If a participant engages in harassing behavior, the conference organisers may take any action they deem appropriate, including warning the offender or expulsion from the conference with no refund.

If you are being harassed, notice that someone else is being harassed, or have any other concerns, please contact a member of conference staff immediately. Conference staff can be identified as they’ll be wearing branded t-shirts.

Conference staff will be happy to help participants contact hotel/venue security or local law enforcement, provide escorts, or otherwise assist those experiencing harassment to feel safe for the duration of the conference. We value your attendance.

We expect participants to follow these rules at conference and workshop venues and conference-related social events.


Long road to ruin or to the land of business acceleration

Dialogue driven by business problems, perceived needs and technical solutions with serverless benefits and potential drawbacks.

Sarah Lucas
Head of Platforms and Infrastructure at William Hill

Setting of business problems to tee up potential serverless solutions

Saumitra Ganguly
Senior Area Business Development Manager at Amazon Web Services

AWS Serverless Expert highlighting AWS solutions that could resolve the business problems

Dariusz Parzygnat
Senior .Net Developer at Ceneo, Founder of Serverless Wroclaw Meetup, "Serverless on platform Azure" book author

High-flyer who is fascinated by a self-documenting code and the idea of a clean code. Associated with C# and technologies that are connected with that language. Azure fan and enthusiast of serverless world. Open to new challenges.

Bill Salak
CTO at Brainly

Bill Salak has more than 15 years of experience overseeing large-scale development projects and has more than 20 years of experience in web application architecture and development. Bill founded and served as CTO of multiple Internet and web development companies, leading technology projects for companies including Age of Learning, AOL, Educational Testing Systems, Film LA, Hasbro, HBO, Highlights for Children, NBC-Universal, and the U.S. Army.
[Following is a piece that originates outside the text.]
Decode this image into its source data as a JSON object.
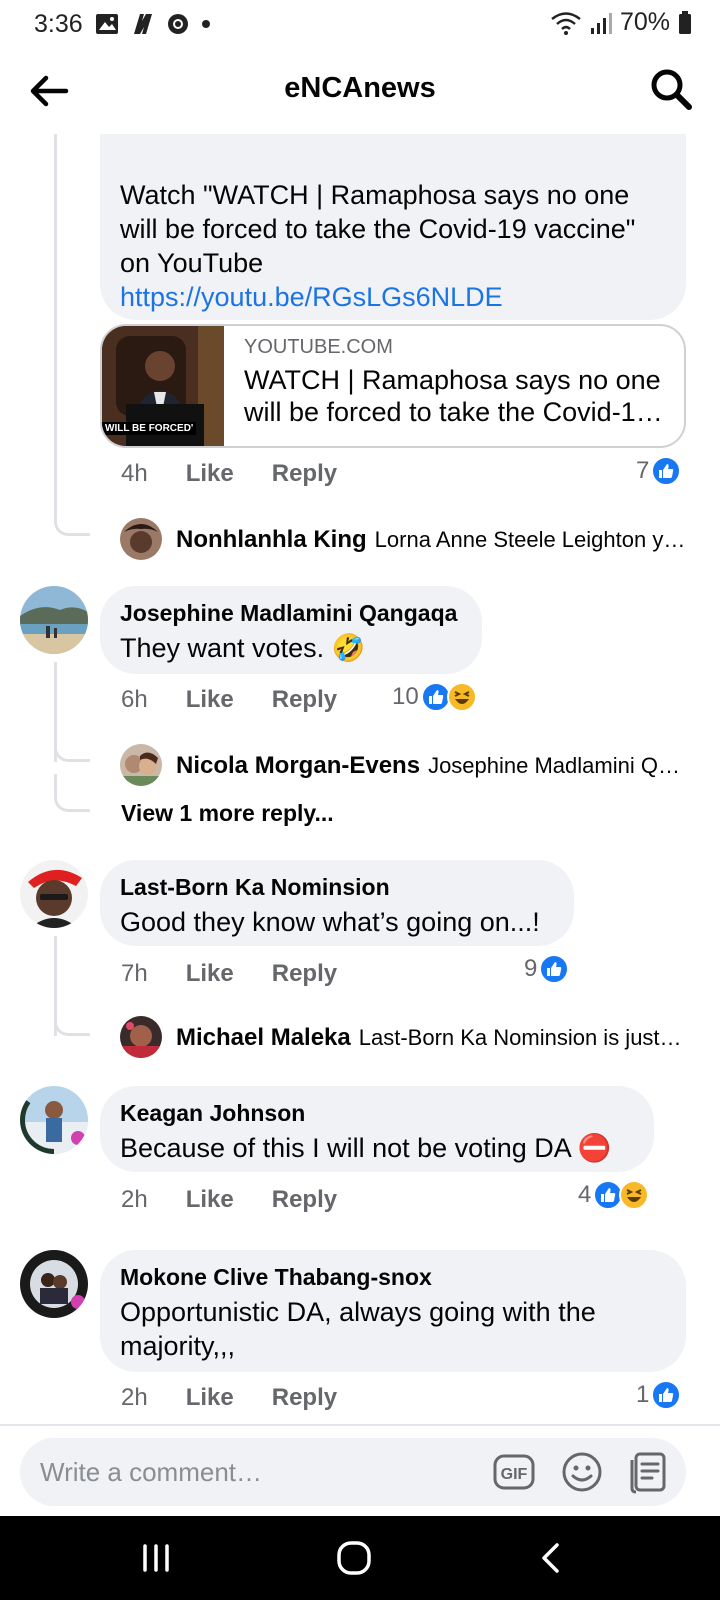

Bill currently serves as the CTO of Brainly, the world's largest educational community with over 200 million monthly unique users.